**AIM OF THE TASK**
Search the material below for the string "domene" and extract each line that has it.

**DATA LISTING**
+ + +

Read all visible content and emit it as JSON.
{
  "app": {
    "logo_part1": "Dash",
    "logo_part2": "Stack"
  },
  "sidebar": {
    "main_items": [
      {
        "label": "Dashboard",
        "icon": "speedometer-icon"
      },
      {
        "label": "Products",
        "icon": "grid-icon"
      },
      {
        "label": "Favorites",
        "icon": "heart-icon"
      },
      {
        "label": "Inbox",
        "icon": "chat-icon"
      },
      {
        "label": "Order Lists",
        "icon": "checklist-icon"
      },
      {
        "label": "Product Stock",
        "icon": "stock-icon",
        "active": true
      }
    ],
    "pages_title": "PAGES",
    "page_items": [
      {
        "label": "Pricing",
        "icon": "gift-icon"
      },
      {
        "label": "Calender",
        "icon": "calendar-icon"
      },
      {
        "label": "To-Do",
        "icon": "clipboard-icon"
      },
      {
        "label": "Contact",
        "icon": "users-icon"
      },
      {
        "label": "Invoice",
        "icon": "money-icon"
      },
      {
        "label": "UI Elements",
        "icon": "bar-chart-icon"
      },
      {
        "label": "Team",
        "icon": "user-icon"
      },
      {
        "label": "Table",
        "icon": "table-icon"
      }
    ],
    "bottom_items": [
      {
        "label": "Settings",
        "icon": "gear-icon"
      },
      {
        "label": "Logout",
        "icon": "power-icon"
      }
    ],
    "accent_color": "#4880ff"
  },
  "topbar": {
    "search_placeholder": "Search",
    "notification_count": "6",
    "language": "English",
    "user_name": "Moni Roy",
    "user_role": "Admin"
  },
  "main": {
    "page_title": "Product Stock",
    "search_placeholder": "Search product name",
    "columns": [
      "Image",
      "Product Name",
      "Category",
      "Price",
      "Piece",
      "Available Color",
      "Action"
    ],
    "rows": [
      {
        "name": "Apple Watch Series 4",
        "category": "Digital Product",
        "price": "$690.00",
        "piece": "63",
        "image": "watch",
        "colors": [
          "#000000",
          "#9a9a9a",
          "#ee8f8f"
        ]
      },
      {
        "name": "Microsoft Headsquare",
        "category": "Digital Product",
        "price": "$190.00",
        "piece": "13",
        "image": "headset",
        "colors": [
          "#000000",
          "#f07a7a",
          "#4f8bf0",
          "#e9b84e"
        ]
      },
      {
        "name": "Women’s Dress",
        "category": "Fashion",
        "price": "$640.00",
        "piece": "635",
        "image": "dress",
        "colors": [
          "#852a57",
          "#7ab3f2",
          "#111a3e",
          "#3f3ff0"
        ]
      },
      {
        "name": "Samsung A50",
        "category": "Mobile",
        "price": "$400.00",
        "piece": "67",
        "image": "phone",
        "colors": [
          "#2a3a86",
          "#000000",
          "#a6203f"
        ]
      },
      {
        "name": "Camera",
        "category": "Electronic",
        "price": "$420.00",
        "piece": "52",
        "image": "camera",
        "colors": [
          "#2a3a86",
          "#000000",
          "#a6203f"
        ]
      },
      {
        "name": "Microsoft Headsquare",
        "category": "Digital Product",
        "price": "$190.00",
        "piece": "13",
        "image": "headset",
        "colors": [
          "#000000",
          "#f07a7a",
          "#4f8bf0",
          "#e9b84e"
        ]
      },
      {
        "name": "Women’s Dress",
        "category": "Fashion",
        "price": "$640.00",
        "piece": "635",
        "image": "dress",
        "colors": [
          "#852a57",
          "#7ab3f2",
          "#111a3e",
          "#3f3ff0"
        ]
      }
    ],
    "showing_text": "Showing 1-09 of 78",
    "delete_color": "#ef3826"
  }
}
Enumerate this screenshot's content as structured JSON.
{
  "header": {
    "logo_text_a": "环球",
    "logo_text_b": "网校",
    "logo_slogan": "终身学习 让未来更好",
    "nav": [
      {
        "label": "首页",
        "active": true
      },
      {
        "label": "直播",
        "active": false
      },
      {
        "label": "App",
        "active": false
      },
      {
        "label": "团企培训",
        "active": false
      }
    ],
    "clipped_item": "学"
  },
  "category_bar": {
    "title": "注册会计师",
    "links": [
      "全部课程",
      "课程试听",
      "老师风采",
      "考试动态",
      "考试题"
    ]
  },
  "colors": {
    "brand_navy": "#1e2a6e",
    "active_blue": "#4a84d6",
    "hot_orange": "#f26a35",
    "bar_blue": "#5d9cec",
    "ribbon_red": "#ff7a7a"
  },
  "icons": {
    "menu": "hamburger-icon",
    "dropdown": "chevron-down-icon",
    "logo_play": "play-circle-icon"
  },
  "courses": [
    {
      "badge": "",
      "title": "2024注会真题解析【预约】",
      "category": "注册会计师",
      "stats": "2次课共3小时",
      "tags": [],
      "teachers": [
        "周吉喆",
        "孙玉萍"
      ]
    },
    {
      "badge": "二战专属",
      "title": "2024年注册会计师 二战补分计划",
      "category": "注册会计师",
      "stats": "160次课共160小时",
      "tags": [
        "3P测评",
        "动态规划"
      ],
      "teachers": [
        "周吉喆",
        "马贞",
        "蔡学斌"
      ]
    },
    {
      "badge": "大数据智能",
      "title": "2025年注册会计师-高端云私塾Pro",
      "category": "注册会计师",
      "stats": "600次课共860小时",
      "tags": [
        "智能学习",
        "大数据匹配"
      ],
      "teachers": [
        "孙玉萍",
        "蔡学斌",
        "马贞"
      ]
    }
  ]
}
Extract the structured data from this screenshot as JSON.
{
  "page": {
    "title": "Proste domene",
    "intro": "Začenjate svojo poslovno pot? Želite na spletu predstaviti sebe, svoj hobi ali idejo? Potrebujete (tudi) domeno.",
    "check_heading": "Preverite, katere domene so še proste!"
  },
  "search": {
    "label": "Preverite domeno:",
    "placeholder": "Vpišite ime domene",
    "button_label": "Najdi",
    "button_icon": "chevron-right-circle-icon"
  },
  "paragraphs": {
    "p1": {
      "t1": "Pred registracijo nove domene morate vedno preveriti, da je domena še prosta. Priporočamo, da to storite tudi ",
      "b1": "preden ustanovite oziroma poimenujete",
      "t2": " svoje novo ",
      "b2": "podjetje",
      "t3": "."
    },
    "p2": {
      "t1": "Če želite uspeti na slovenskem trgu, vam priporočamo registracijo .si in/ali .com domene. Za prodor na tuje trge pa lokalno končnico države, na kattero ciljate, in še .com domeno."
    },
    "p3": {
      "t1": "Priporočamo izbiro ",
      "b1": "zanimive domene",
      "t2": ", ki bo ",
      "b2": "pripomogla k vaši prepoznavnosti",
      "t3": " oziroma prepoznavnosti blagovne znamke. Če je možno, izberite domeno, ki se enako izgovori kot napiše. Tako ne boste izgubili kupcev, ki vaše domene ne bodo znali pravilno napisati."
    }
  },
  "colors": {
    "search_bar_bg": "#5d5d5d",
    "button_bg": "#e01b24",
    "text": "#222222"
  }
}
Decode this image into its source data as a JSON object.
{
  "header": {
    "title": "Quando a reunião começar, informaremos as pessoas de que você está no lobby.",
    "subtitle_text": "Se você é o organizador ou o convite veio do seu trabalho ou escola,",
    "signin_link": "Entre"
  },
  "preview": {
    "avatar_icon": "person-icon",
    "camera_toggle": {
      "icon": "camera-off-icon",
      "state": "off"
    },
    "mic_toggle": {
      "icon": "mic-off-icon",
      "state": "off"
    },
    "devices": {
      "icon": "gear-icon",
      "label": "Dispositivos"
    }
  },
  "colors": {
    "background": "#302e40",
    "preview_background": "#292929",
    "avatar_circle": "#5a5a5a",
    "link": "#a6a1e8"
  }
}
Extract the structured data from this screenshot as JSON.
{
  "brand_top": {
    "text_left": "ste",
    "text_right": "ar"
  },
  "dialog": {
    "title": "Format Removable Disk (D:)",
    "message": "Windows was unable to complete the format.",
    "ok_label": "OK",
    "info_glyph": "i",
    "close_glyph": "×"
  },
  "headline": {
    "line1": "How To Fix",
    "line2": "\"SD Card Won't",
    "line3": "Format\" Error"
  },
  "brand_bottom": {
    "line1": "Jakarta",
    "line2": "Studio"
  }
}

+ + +

**FINISHED EXERCISE**
    "title": "Proste domene",
    "check_heading": "Preverite, katere domene so še proste!"
    "placeholder": "Vpišite ime domene",
      "t1": "Pred registracijo nove domene morate vedno preveriti, da je domena še prosta. Priporočamo, da to storite tudi ",
      "t1": "Če želite uspeti na slovenskem trgu, vam priporočamo registracijo .si in/ali .com domene. Za prodor na tuje trge pa lokalno končnico države, na kattero ciljate, in še .com domeno."
      "b1": "zanimive domene",
      "t3": " oziroma prepoznavnosti blagovne znamke. Če je možno, izberite domeno, ki se enako izgovori kot napiše. Tako ne boste izgubili kupcev, ki vaše domene ne bodo znali pravilno napisati."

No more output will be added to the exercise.